Declutter for Resale

by Carol C. Wheelock

There is a lot of talk these days about "staging" a house before putting it on the market. This simply means that you prepare your house for perspective buyers by making the house look its irresistible best. The idea is to create a space that someone else can't wait to make his or her own. Although there are many layers to staging, the most important is decluttering.

Clearing out the clutter is essential for several reasons. It is important for a seller because it helps make his own move out of the house as simple as possible -- it's a complete waste of time to move things you don't use or love. Decluttering also creates energetic space for what is next.

It is important for the buyer to see a clutter-free house so that he or she can imagine being in the space.
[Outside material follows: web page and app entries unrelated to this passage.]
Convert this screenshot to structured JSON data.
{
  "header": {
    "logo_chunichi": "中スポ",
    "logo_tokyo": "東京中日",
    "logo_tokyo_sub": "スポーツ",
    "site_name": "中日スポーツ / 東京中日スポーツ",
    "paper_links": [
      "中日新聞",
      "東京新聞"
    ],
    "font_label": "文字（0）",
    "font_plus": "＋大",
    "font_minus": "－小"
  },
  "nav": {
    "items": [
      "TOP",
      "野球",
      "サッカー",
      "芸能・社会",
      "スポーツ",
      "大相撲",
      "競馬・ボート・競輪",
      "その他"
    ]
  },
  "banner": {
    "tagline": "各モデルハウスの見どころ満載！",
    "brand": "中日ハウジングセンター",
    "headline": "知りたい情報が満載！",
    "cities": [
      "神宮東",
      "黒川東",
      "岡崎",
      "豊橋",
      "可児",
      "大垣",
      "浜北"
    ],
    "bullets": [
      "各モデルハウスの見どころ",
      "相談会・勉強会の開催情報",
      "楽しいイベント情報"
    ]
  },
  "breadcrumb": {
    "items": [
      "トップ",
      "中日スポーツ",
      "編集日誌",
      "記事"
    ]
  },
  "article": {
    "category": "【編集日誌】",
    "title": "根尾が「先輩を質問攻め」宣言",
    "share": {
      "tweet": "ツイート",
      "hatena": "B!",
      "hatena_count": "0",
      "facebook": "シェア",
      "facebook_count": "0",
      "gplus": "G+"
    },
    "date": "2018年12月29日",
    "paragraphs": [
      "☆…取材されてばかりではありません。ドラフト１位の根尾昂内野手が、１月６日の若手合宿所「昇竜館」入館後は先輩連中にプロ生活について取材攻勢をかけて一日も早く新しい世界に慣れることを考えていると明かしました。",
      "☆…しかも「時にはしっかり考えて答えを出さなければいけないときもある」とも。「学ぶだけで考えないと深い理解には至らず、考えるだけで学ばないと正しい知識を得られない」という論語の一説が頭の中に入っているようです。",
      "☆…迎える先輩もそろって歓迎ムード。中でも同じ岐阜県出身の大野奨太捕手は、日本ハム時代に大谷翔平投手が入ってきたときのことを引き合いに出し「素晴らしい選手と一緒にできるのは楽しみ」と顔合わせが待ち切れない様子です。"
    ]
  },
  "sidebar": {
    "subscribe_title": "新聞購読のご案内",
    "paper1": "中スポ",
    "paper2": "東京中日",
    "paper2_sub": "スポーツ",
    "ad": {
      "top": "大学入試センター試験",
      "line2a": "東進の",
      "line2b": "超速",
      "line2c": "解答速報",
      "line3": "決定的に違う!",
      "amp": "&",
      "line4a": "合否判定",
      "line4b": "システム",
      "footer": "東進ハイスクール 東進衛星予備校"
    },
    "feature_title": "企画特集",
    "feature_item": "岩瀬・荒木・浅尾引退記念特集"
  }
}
The truth is that the average person has a difficult time visualizing the space any differently than it is at that moment. So if it is cluttered, it feels as though there is no room for a potential buyer to move in. Therefore there is no interest in purchasing the property.
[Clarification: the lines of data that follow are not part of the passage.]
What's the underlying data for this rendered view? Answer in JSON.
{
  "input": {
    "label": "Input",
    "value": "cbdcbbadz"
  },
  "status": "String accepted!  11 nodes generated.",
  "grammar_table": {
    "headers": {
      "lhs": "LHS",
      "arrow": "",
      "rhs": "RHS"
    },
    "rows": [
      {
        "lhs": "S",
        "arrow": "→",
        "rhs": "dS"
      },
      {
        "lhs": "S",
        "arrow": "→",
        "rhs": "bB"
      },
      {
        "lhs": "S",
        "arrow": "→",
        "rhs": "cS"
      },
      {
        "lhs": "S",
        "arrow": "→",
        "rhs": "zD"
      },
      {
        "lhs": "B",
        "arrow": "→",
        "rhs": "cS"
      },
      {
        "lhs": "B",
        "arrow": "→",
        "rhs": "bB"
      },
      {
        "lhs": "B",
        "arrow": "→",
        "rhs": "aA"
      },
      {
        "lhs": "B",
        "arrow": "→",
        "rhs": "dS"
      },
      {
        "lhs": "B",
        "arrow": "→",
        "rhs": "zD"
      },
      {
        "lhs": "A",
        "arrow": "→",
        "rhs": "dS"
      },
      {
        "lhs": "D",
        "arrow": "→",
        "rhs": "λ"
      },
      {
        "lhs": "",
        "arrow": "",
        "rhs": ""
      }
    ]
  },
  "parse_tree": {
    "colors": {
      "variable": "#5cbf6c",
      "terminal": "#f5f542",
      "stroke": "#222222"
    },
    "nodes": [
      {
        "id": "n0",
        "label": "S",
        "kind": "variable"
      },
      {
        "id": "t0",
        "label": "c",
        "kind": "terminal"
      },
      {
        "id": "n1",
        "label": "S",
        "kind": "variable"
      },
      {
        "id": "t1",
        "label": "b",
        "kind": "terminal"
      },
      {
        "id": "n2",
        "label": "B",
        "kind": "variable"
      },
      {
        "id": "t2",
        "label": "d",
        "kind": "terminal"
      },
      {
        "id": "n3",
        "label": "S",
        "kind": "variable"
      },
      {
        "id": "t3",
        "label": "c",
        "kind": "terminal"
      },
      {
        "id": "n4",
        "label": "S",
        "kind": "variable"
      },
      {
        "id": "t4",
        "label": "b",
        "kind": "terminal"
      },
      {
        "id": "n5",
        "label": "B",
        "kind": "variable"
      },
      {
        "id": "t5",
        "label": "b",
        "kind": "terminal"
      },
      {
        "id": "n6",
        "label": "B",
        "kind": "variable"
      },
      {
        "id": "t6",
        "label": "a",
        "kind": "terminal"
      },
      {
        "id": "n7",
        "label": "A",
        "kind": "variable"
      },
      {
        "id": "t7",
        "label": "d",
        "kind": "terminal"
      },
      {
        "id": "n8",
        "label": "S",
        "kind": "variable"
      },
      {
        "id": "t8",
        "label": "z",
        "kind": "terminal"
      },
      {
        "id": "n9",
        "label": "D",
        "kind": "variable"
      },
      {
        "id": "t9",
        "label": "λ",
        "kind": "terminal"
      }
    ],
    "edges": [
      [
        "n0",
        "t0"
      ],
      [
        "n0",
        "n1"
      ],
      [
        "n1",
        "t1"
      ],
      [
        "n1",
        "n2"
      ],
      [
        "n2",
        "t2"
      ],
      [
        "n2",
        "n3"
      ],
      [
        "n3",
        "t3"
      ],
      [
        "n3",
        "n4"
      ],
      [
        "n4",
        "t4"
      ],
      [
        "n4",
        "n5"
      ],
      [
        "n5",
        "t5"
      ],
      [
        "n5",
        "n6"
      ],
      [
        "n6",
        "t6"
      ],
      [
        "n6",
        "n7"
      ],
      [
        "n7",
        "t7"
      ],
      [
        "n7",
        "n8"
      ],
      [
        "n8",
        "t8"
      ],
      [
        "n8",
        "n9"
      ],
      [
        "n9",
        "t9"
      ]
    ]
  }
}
The feng shui adage What you first see most affects your chi says it all. When a potential buyer first approaches your property, what is seen? Is the yard neat or are there piles of debris scattered around? Is the entrance clear and inviting? This means that nearby vegetation is trimmed back so that the house and the front door can be easily seen. Porches need to be for sitting, not storage.

When more than 50% of a surface is filled it looks and feels cluttered. This applies to both vertical and horizontal surfaces so it includes table tops, floor space, and walls. Having trouble getting rid of the clutter? Get rid of 27 things at a time with the intention that you are making room for and attracting a buyer for your house.

There is a difference between a space that is clutter-free and one that is sterile. Many people make the mistake of putting away everything that is personal, including all family photos. The result is a house that looks like a suite in a major hotel chain and doesn't feel like a home. In order to sell the idea of a home, the house has to feel like a home. A few personal items and photos of smiling children or a happy family will give that feeling.

There are several key areas where personal items need to be kept to a bare minimum. One is the refrigerator, which in many homes serves as a bulletin board and photo album. Put the photos in a real album and eliminate the majority, if not all, of the papers. Another key area is the bathroom. Put away cosmetics, prescriptions, and grooming items. Nobody else needs to know that much about you!

Storage is an important consideration. If closets are disorganized and overflowing, it looks as though there is not enough storage space. Perspective buyers want to feel that there is room for all their stuff. Organized closets with some extra space give the impression that there is more than enough room.

Space for specific activities is another key consideration. This means that each room has to have a clear purpose and that purpose needs to be obvious when someone walks in the room. Although many rooms are multi-purpose, there still needs to be clarity about main functions. Rooms that lack clarity of purpose feel like general clutter and evoke a feeling of confusion.

Any house that is dirty, unfinished, or in a state of disrepair also feels as though it is cluttered. All of those conditions create an energy block and an energy block prevents a potential buyer from seeing him or herself in the space. Now is the time to thoroughly clean, finish projects, and repaint where needed.

Although there are many more layers to both feng shui and real estate staging, decluttering to create both physical and energetic space go a long way toward making a house appealing to a perspective buyer. As you declutter, do so with the intention that you are attracting a buyer who not only desires your house, but is also willing to pay the asking price for it.

Carol C. Wheelock, M.Ed. of Feng Shui Vermont is a certified feng shui practitioner who has studied in the United Sates and China. She practices Black Sect or western feng shui. Carol does private consultations for homes, schools, libraries, and businesses; clutter counseling and clearing; spaces clearings; phone consultations; presentations; and teaches workshops throughout the United States. She also does personal clearings.


Copyright 2000-2011 Feng Shui Vermont
Carol C. Wheelock